→ **TASK DETAILS**: Copy every line from the records below that carries the word "Sullivan".

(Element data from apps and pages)

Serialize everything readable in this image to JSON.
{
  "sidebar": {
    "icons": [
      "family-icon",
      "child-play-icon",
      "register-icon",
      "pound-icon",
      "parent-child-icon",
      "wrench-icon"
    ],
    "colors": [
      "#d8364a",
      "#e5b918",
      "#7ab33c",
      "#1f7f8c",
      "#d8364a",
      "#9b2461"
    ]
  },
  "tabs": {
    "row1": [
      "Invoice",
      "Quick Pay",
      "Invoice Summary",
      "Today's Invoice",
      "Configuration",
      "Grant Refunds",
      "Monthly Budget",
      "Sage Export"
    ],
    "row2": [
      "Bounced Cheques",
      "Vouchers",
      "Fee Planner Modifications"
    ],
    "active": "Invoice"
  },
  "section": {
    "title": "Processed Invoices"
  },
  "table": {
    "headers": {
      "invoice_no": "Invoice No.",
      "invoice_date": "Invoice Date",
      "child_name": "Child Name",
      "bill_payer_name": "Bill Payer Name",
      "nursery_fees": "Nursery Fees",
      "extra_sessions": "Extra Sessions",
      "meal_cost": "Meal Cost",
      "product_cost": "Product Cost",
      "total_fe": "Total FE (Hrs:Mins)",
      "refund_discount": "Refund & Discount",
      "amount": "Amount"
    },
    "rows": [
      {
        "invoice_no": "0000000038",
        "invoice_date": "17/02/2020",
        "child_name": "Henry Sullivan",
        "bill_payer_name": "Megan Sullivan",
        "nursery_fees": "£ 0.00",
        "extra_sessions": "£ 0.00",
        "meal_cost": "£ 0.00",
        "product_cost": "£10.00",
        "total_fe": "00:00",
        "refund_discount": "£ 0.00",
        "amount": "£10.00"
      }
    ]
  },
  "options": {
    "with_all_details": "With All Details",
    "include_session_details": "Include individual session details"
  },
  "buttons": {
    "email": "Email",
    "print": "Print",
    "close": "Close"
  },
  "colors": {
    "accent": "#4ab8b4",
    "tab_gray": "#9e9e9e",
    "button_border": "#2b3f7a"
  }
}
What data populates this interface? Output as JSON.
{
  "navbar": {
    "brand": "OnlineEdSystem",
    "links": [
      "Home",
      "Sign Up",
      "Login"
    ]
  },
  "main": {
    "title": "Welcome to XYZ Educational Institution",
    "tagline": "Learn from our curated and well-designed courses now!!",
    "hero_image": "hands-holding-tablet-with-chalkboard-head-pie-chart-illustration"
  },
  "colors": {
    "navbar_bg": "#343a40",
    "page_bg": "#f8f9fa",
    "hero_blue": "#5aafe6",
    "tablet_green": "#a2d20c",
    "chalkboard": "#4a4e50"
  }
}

→ **WRITTEN SOLUTION**:
        "child_name": "Henry Sullivan",
        "bill_payer_name": "Megan Sullivan",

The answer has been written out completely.